#### [Brief]
Print every line of the data exactly as shown.
►
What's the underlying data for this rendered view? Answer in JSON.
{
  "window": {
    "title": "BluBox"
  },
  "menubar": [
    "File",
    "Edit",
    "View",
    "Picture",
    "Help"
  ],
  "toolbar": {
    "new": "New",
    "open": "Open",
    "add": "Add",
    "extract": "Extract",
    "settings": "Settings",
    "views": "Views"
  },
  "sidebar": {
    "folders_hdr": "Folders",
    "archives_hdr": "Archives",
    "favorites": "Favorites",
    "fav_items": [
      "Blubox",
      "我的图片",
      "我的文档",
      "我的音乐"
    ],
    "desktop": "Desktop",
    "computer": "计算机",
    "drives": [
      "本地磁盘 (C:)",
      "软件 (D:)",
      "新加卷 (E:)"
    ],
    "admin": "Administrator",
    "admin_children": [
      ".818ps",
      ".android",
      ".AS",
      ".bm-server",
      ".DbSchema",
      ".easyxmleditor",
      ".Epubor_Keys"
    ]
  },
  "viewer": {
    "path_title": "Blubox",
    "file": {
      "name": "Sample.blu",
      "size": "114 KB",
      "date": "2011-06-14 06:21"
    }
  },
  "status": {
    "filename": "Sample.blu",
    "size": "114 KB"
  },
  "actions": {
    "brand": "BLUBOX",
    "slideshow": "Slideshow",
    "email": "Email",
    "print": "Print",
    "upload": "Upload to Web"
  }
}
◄
#### [Output of the exercise]
What's the underlying data for this rendered view? Answer in JSON.
{
  "window": {
    "title": "BluBox"
  },
  "menubar": [
    "File",
    "Edit",
    "View",
    "Picture",
    "Help"
  ],
  "toolbar": {
    "new": "New",
    "open": "Open",
    "add": "Add",
    "extract": "Extract",
    "settings": "Settings",
    "views": "Views"
  },
  "sidebar": {
    "folders_hdr": "Folders",
    "archives_hdr": "Archives",
    "favorites": "Favorites",
    "fav_items": [
      "Blubox",
      "我的图片",
      "我的文档",
      "我的音乐"
    ],
    "desktop": "Desktop",
    "computer": "计算机",
    "drives": [
      "本地磁盘 (C:)",
      "软件 (D:)",
      "新加卷 (E:)"
    ],
    "admin": "Administrator",
    "admin_children": [
      ".818ps",
      ".android",
      ".AS",
      ".bm-server",
      ".DbSchema",
      ".easyxmleditor",
      ".Epubor_Keys"
    ]
  },
  "viewer": {
    "path_title": "Blubox",
    "file": {
      "name": "Sample.blu",
      "size": "114 KB",
      "date": "2011-06-14 06:21"
    }
  },
  "status": {
    "filename": "Sample.blu",
    "size": "114 KB"
  },
  "actions": {
    "brand": "BLUBOX",
    "slideshow": "Slideshow",
    "email": "Email",
    "print": "Print",
    "upload": "Upload to Web"
  }
}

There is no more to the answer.